“When I’m dreaming I want a home and a lover and some children…it won’t work. Who’d want to live with a monster? I may not look like a monster anymore but I couldn’t hide it for long. I’d break out, splitting my dress, throwing the dishes at the milkman if he leered at me and said, ‘Hello, darling’. The truth is I’ve lost patience with this hypocritical world. I can’t take it anymore. I can’t smile, lie, cajole or even smile very much. What is there to smile about?”
I would humbly suggest that when you feel like that, read some Carter, Allende and Winterson instead. Read them if you do not quite understand what Judith Butler is trying to say in Gender Trouble. Butler might be the rockstar of theory, but these women definitely make destroying heteronormative binaries much more fun.
P.S.: If magical feminism entices your readerly spirit, or this humble piece has carved some space in your mind, your go-to book-rack should have some or all of these ─
- Nights at the Circus by Angela Carter
- So Far from God by Ana Castillo
- Mama Day by Gloria Naylor
- St. Lucy’s Home for Girls Raised by Wolves by Karen Russell

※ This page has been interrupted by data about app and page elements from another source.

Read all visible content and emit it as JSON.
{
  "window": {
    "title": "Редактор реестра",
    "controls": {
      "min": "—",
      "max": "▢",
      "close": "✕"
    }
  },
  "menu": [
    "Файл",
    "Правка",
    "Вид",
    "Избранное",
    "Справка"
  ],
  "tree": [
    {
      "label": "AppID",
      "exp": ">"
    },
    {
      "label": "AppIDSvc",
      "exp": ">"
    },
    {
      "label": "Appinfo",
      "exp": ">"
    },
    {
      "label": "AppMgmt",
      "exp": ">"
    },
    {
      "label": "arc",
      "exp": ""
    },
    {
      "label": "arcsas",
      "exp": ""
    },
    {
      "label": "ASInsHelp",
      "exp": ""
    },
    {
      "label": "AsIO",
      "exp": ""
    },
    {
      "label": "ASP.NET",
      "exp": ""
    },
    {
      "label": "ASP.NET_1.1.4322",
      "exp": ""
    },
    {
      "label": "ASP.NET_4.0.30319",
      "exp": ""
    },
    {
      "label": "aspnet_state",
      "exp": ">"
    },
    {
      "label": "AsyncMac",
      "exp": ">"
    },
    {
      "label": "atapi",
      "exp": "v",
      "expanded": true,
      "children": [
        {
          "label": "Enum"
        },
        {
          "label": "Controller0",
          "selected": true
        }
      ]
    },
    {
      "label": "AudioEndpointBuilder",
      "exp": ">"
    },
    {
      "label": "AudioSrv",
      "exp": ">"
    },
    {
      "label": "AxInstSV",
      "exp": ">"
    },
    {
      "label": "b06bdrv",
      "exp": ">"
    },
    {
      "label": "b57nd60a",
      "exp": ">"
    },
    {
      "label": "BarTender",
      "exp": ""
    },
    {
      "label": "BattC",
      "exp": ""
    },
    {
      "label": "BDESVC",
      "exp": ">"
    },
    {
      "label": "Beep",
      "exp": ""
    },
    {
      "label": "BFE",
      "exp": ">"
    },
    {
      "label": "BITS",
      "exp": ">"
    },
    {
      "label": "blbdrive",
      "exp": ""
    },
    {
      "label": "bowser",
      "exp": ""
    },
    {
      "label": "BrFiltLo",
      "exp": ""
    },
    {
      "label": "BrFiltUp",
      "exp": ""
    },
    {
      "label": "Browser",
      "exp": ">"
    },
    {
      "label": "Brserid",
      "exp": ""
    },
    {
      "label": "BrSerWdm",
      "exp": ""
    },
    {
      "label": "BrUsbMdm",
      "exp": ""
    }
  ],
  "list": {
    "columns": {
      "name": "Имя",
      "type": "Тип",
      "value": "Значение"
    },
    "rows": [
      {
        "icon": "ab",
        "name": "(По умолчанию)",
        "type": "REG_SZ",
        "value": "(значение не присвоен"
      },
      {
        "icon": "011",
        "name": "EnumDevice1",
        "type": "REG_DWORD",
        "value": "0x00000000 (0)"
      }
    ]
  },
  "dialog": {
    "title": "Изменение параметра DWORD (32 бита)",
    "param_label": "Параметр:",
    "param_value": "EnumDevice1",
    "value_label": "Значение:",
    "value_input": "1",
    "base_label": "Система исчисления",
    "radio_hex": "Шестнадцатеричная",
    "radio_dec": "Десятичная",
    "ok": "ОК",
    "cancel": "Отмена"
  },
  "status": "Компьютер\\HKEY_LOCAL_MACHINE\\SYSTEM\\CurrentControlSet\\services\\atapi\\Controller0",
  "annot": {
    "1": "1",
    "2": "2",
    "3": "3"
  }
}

- Stories of Eva Luna by Isabel Allende
- The Particular Sadness of Lemon Cake by Aimee Bender